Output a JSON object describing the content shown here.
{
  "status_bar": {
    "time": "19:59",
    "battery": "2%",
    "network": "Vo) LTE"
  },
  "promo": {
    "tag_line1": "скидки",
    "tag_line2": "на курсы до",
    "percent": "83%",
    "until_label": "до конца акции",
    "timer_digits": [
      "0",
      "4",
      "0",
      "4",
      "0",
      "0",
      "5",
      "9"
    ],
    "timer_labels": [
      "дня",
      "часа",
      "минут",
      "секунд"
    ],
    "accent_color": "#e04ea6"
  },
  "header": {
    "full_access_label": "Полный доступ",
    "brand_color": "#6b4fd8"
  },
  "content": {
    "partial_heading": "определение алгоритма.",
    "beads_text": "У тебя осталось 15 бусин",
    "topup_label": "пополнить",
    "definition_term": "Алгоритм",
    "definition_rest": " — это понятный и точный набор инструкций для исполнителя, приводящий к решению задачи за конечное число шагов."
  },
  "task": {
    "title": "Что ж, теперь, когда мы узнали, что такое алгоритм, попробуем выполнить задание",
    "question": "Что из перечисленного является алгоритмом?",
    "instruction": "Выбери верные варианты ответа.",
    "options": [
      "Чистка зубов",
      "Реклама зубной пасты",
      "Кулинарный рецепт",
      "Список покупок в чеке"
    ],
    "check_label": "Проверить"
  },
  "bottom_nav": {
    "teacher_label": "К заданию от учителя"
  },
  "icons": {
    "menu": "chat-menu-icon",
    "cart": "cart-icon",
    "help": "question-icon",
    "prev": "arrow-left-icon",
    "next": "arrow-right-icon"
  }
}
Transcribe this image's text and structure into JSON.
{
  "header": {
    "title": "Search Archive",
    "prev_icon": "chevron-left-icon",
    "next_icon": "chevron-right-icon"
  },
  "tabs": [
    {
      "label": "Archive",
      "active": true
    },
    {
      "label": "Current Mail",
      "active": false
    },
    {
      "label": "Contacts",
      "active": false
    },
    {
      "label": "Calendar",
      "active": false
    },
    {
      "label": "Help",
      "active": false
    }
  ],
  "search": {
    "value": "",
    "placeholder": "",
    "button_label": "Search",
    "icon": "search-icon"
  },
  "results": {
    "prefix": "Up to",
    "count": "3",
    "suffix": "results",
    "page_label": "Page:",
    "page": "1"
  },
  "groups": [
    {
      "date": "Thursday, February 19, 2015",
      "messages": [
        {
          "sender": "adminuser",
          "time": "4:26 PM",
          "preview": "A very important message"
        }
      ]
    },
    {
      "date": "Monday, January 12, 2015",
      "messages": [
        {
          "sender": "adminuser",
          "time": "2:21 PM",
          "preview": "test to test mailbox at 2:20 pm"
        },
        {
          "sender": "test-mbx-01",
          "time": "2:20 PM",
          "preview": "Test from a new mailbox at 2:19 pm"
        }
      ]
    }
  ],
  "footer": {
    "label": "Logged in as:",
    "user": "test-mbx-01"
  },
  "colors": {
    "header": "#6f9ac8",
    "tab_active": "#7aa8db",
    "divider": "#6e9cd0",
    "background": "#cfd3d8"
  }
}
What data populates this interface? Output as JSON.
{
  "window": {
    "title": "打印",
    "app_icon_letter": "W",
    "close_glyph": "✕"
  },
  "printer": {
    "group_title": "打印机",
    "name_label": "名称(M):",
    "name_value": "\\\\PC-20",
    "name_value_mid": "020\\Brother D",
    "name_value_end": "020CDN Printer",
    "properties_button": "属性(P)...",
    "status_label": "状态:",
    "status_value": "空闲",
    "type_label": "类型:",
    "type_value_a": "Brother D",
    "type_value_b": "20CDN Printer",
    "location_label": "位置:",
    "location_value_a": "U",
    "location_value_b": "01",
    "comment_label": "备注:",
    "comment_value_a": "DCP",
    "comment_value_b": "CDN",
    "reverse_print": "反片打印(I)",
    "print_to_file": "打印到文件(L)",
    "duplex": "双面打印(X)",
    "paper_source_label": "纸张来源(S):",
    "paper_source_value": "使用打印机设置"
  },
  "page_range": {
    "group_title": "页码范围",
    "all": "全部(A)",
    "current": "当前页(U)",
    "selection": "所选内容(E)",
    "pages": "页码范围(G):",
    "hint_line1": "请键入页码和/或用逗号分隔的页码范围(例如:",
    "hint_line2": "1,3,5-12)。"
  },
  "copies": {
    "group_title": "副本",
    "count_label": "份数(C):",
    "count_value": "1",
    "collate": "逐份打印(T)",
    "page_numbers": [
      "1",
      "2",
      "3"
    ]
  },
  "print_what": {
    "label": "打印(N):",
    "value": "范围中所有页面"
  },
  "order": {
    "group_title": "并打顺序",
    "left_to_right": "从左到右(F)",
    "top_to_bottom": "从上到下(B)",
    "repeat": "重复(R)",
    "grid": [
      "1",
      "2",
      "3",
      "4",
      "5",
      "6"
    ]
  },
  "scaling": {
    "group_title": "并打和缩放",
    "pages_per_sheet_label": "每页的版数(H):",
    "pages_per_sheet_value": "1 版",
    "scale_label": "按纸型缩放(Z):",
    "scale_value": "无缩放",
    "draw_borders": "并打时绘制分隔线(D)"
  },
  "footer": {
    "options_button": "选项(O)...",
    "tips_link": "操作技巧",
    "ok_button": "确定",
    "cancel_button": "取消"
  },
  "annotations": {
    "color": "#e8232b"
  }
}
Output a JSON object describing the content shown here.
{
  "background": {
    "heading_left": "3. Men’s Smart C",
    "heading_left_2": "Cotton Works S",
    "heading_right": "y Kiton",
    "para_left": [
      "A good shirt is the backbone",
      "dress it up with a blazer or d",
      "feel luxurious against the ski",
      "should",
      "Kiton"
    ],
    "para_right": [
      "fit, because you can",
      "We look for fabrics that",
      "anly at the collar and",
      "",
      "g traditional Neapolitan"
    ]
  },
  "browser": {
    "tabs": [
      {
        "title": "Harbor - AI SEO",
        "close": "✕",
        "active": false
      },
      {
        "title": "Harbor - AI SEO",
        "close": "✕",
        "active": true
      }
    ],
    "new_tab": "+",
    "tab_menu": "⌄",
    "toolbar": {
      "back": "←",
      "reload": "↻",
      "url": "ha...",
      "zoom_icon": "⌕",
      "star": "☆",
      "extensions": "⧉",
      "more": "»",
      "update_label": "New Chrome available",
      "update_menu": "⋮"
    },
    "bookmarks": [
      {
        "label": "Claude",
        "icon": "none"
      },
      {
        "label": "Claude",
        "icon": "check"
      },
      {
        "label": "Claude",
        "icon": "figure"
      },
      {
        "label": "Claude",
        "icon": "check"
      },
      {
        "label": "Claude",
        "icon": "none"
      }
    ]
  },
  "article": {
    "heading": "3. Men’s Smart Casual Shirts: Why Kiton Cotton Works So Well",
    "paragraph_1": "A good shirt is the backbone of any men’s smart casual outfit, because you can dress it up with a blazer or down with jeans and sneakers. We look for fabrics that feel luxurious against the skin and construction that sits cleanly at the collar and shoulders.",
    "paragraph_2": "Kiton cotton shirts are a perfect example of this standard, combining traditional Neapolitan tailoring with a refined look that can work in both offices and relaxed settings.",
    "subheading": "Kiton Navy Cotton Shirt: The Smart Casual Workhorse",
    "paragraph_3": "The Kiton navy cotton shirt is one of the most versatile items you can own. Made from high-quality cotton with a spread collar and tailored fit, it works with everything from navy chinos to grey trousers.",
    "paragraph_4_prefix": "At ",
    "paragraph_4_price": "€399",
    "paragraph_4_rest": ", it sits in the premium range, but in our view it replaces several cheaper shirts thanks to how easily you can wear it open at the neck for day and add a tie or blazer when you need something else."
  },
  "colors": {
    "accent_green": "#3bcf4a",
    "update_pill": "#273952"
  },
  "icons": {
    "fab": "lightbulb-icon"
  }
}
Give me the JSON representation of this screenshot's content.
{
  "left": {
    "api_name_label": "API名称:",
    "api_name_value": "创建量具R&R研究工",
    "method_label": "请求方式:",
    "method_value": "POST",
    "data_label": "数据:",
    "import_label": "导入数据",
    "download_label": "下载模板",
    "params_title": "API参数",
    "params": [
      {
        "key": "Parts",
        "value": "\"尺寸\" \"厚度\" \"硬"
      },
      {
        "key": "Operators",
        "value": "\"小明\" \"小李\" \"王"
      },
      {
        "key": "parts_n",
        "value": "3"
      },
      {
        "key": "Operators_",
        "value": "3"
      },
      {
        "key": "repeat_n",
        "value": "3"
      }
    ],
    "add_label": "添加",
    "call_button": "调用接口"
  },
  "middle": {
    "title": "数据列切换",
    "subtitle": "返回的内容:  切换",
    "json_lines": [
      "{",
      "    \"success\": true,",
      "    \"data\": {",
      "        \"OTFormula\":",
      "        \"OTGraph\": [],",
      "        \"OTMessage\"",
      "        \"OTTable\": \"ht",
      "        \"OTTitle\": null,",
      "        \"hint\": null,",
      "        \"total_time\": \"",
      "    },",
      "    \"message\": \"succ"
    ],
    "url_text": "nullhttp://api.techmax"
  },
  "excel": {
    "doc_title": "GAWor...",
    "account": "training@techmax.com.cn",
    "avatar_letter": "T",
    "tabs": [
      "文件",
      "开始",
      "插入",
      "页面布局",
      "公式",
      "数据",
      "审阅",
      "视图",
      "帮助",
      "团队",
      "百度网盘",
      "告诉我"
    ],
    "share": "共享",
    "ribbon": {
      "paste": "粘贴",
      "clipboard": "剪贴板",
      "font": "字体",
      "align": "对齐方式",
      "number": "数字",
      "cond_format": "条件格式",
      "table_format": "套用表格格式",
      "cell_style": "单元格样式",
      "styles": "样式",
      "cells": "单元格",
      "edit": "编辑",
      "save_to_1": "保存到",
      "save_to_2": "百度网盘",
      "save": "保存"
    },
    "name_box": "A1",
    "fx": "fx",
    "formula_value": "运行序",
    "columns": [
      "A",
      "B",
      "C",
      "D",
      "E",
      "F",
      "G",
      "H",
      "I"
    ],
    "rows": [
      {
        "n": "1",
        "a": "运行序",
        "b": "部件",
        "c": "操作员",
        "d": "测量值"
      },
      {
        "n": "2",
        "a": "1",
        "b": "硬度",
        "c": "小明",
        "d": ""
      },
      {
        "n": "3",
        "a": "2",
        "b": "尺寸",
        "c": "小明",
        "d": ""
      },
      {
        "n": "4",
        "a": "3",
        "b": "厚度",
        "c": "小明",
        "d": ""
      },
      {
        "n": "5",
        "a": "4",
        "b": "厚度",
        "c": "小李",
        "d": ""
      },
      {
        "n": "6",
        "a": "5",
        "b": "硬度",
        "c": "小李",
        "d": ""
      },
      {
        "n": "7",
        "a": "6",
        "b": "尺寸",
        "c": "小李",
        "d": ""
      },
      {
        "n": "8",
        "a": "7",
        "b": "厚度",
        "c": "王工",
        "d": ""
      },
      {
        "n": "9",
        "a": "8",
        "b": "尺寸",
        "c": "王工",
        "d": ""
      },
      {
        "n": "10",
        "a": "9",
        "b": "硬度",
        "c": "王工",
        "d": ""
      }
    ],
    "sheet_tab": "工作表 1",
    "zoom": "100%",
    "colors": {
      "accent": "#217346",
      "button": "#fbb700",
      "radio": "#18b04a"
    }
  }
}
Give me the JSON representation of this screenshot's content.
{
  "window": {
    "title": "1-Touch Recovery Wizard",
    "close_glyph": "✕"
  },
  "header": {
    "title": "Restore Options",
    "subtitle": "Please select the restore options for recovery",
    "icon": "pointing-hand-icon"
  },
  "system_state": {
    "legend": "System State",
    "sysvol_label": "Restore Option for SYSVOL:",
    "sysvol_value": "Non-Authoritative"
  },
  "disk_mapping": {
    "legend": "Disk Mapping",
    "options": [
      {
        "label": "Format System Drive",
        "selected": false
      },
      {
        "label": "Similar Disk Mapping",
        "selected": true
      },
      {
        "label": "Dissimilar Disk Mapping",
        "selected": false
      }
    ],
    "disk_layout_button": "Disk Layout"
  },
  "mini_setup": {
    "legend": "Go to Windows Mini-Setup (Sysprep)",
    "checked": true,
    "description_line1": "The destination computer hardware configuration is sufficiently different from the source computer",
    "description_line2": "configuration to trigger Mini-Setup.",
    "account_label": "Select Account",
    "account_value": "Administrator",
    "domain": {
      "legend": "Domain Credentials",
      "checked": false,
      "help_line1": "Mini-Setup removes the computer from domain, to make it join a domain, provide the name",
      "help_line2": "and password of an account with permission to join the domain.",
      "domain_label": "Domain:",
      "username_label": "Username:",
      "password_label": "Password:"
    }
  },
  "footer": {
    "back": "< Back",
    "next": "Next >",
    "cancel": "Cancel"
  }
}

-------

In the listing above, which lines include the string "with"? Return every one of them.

◆ **RESULT OF THIS TASK**
      "dress it up with a blazer or d",
    "paragraph_1": "A good shirt is the backbone of any men’s smart casual outfit, because you can dress it up with a blazer or down with jeans and sneakers. We look for fabrics that feel luxurious against the skin and construction that sits cleanly at the collar and shoulders.",
    "paragraph_2": "Kiton cotton shirts are a perfect example of this standard, combining traditional Neapolitan tailoring with a refined look that can work in both offices and relaxed settings.",
    "paragraph_3": "The Kiton navy cotton shirt is one of the most versatile items you can own. Made from high-quality cotton with a spread collar and tailored fit, it works with everything from navy chinos to grey trousers.",
      "help_line2": "and password of an account with permission to join the domain.",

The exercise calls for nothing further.